Most models sustain a weak-to-moderate La Niña into at least the early winter. The latest forecasts show only a 1% chance of El Niño for the peak of the hurricane season, leaving a 99% chance of La Niña or neutral conditions (Figure 2). Both would favor an active season. The continuation of La Niña would push hurricane activity towards the higher end of the forecast ranges.
This year looks set to be a third consecutive year of La Niña or cool-neutral conditions. We’ve had La Niña for three years in a row only twice before:1973–1976 and 1998–2001.
Forecasts issued in early August contain useful skill, but all seasonal forecasts should be read with caution. They significantly outperform the standard benchmark of the so-called “persistence” forecast (a forecast of average activity every year). The sources of enhanced skill arise from persistence of temperature anomalies in the oceans and the fact we are past the April/May predictability barrier for ENSO. While we fully expect La Nina to persist through the season, remaining uncertainties stem from the timing of switch to more active conditions associated with intra-seasonal variability of environmental conditions, and the response of TCs to these environmental conditions.
The latest forecasts for the 2022 hurricane season continue to all point towards an active season. Things to watch during the peak hurricane season are the shift from unfavorable to favorable environmental conditions, the pulses of energy tracking off the coast of North Africa, and the evolution of hotspot of heat in the Gulf of Mexico associated with the Loop Current.
1 Accumulated Cyclone Energy (ACE) is a combined measure of hurricane intensity, duration, and frequency. ACE is calculated as the sum of the square of the maximum wind speed in each 6-hour period during the life of a tropical cyclone from the time it reaches tropical storm strength (wind speeds ≥ 65 kmph (39 mph)) in units of 104; ACE = 10-4∑v2max, where v is measured in knots.

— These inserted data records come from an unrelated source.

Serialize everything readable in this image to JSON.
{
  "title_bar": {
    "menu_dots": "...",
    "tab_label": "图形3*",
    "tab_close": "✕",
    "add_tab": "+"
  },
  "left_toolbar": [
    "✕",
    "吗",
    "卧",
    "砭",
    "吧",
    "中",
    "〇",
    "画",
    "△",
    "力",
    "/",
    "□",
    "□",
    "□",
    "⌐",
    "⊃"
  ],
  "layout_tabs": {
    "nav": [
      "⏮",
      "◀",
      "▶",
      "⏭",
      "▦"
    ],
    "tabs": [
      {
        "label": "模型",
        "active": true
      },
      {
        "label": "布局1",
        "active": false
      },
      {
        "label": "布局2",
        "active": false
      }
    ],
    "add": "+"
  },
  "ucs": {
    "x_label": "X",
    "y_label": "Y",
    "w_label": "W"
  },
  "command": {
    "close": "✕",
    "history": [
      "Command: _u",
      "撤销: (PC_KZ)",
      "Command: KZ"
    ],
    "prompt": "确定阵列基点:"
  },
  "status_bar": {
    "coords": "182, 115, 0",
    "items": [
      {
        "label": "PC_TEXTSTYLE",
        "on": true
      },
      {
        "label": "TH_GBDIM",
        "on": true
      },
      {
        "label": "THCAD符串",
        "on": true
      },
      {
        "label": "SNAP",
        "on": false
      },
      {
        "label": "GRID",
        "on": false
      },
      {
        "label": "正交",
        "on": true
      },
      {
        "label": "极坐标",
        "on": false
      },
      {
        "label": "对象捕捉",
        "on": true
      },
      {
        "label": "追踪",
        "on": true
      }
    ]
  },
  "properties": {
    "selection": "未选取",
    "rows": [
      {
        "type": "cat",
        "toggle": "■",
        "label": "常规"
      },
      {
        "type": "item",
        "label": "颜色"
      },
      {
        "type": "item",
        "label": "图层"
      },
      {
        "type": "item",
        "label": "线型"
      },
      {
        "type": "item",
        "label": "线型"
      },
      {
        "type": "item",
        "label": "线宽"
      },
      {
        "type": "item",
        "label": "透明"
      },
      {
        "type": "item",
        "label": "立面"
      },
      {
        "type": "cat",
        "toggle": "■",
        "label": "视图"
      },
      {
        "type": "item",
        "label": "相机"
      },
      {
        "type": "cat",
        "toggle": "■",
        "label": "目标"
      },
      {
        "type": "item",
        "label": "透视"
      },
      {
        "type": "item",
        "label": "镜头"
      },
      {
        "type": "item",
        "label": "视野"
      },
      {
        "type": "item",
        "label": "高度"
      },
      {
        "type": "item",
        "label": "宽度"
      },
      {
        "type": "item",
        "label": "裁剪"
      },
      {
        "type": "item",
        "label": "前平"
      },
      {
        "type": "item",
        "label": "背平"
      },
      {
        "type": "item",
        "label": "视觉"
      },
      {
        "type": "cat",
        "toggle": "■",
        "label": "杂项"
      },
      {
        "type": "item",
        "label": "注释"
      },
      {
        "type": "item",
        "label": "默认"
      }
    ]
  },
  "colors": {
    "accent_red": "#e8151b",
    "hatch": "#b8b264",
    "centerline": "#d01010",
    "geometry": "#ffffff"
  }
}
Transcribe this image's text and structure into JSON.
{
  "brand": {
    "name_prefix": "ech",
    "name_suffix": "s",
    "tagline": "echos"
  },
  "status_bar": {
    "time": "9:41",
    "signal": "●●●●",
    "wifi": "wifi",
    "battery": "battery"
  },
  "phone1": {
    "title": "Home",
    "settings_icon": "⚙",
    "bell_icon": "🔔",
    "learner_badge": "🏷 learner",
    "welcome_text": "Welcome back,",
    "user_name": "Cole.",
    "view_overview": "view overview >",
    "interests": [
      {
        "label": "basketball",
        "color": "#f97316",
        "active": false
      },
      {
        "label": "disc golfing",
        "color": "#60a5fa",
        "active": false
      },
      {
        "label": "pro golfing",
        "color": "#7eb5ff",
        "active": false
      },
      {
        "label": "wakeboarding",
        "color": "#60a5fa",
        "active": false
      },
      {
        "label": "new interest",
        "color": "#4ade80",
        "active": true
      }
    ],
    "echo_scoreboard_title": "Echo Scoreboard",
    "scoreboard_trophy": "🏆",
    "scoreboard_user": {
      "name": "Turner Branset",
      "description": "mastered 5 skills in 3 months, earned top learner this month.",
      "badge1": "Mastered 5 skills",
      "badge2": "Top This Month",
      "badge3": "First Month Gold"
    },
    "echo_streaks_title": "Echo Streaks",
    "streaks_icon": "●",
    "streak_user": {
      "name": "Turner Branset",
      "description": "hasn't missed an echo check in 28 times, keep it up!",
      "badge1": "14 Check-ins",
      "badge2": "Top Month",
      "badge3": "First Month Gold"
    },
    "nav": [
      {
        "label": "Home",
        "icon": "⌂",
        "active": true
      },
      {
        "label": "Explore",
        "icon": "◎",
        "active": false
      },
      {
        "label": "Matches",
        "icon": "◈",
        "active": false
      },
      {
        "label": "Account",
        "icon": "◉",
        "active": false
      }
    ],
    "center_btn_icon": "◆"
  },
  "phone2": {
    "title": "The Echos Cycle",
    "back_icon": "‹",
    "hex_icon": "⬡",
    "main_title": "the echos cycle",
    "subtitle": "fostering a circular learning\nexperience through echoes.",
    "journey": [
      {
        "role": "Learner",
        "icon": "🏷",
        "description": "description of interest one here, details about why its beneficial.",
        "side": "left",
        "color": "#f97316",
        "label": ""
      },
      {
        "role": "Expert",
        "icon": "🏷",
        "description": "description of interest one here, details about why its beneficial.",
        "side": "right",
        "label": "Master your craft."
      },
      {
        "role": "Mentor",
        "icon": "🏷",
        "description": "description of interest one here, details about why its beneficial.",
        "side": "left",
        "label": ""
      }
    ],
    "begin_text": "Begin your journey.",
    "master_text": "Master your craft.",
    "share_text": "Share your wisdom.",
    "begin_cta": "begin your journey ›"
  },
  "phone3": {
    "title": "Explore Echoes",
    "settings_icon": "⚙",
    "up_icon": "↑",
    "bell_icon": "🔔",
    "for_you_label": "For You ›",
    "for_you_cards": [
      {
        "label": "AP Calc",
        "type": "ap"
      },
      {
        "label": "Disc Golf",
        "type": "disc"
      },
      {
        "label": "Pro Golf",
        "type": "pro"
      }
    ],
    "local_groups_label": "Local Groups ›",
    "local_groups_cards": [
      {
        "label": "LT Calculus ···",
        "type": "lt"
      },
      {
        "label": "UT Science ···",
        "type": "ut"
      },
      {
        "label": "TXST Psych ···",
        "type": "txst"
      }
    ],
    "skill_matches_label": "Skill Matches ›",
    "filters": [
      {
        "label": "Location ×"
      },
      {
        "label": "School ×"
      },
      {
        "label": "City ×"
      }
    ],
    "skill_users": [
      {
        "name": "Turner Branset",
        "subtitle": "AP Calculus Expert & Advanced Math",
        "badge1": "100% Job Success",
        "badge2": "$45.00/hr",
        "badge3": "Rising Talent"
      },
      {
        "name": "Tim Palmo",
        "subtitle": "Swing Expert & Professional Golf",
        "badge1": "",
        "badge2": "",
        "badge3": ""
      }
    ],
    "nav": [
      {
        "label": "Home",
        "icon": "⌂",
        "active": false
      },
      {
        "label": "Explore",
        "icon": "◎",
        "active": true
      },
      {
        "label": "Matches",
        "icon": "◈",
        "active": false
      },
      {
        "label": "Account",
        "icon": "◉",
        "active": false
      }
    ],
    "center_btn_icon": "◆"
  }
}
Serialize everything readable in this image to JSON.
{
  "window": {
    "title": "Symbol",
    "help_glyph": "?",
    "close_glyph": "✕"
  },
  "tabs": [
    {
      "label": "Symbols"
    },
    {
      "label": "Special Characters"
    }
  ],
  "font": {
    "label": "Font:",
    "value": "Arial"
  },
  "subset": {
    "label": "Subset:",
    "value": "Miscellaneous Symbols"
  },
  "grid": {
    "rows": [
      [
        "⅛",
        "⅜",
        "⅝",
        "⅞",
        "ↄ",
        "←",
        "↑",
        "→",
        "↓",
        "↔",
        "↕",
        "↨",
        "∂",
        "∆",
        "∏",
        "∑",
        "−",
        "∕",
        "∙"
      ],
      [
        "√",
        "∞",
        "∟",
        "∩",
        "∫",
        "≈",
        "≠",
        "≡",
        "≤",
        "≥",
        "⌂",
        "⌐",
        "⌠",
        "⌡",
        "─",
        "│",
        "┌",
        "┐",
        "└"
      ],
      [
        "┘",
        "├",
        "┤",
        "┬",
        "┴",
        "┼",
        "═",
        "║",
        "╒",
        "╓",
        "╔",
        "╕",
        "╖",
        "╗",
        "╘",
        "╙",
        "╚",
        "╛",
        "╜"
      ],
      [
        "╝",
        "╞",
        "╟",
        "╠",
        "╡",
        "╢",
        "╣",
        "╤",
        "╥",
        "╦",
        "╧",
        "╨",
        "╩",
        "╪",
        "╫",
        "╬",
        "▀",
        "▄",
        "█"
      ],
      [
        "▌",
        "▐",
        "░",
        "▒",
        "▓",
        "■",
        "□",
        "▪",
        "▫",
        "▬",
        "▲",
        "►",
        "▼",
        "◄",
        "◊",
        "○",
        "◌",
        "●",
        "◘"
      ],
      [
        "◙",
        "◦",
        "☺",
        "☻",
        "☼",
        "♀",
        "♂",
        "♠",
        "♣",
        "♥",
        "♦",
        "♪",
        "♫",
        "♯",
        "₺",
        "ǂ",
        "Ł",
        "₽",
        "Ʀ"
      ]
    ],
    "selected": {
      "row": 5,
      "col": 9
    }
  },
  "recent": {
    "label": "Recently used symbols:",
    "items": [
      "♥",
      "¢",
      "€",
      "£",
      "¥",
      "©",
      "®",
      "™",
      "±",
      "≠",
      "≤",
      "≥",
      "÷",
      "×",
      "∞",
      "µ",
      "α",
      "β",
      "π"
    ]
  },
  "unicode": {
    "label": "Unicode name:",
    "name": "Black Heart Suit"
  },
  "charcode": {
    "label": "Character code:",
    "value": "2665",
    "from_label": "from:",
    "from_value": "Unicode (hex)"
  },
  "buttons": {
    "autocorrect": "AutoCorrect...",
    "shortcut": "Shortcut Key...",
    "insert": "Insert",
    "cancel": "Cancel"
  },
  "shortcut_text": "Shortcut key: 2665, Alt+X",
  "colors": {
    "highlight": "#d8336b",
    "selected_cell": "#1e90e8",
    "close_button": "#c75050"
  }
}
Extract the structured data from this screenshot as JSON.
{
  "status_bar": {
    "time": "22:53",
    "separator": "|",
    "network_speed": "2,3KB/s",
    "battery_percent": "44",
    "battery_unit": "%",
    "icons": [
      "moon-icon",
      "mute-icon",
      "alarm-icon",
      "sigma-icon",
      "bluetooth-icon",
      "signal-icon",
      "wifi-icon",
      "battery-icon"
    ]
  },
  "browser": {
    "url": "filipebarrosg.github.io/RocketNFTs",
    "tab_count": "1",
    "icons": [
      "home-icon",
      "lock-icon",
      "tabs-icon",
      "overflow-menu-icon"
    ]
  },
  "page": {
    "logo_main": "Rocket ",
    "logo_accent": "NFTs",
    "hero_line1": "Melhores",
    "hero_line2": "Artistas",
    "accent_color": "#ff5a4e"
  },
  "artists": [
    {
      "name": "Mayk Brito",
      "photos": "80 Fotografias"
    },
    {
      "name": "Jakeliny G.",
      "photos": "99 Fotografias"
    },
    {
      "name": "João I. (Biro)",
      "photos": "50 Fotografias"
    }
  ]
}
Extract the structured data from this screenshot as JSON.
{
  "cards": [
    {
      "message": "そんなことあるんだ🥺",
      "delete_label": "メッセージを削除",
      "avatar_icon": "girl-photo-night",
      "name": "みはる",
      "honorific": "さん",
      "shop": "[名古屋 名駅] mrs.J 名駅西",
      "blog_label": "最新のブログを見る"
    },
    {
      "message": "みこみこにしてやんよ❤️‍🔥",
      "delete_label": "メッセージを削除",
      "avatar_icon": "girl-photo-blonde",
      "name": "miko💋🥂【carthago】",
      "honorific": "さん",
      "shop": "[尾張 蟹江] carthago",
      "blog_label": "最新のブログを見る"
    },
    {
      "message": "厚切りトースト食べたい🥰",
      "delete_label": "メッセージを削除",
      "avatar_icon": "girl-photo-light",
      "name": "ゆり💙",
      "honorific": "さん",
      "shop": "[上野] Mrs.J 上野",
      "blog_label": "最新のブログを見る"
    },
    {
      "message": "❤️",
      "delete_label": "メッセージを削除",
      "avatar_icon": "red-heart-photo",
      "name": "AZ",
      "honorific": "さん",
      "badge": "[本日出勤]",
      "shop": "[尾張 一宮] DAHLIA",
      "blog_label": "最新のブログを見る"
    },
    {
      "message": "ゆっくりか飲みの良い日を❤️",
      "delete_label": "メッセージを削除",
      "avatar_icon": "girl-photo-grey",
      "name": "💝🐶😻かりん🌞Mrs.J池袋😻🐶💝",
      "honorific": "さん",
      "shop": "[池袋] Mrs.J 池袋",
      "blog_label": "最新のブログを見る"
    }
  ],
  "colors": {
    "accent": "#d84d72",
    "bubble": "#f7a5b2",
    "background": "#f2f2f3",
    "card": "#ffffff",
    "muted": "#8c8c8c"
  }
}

2 Includes the three named storms that already occurred prior to the forecast issue date.
The latest forecasts for the 2022 hurricane season continue to all point towards an active season.